- **What to produce**:
Count the lines in the listing below that hold the string "panel". Reply with the number alone.

- **Information**:
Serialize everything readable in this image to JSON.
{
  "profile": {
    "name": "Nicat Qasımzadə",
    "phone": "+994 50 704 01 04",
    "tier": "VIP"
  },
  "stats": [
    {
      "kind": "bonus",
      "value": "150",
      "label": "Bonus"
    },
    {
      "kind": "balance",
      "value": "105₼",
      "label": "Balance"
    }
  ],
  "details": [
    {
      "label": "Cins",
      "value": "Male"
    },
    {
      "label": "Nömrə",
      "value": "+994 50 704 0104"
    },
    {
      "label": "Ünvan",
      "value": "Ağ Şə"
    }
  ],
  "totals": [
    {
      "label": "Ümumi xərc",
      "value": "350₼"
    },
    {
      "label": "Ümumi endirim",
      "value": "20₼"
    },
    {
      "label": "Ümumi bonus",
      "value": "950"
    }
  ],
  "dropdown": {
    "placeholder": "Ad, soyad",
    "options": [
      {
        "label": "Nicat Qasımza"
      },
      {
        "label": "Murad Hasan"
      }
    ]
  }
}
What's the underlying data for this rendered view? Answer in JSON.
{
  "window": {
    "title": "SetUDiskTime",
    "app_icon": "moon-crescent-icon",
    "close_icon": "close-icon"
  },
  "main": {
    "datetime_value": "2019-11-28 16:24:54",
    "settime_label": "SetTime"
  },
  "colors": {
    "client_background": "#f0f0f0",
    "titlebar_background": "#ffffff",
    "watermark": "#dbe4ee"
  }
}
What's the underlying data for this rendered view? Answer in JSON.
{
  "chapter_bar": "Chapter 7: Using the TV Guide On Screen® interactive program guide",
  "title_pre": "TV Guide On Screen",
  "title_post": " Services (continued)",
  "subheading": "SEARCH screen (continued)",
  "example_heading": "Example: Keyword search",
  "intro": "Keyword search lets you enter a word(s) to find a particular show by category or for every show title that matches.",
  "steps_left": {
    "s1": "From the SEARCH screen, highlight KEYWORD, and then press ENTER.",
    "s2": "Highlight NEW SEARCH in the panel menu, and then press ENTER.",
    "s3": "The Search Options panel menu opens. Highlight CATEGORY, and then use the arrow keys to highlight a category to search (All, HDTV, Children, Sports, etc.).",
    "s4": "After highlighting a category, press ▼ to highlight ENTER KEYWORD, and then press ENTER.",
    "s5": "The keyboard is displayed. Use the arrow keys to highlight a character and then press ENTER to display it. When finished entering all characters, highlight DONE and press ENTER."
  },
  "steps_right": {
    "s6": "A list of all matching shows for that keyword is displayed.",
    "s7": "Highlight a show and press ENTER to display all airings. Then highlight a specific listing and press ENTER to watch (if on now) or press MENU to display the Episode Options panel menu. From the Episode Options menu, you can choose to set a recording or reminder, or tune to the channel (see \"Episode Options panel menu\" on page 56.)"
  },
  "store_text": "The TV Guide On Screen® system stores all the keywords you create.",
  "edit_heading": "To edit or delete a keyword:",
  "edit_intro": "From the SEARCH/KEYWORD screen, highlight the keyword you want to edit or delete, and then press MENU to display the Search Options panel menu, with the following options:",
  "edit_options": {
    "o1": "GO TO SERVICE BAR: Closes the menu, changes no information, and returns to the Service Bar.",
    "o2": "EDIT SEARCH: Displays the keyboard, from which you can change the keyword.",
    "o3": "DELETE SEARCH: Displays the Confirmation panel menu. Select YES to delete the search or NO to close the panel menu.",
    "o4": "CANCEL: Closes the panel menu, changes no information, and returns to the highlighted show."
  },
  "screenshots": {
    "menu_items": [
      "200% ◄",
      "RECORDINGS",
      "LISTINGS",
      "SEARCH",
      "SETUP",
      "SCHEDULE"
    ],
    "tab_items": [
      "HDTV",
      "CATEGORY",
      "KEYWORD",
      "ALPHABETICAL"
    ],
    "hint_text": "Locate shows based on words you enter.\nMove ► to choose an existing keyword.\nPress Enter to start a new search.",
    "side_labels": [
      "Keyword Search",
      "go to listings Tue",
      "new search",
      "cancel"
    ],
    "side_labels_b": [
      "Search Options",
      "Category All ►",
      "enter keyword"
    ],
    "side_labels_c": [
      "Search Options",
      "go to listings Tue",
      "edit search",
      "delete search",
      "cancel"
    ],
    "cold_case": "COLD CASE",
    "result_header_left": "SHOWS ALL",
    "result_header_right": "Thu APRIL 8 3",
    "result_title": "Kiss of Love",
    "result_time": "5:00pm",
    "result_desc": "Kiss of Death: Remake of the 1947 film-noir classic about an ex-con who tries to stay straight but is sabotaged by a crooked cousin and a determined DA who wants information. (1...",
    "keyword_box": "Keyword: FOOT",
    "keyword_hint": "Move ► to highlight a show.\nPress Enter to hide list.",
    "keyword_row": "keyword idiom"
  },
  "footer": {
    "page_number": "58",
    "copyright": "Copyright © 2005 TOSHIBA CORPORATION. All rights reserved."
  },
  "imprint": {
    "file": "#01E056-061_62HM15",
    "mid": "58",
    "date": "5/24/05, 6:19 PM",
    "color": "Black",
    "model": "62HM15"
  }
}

- **Result of the task**:
6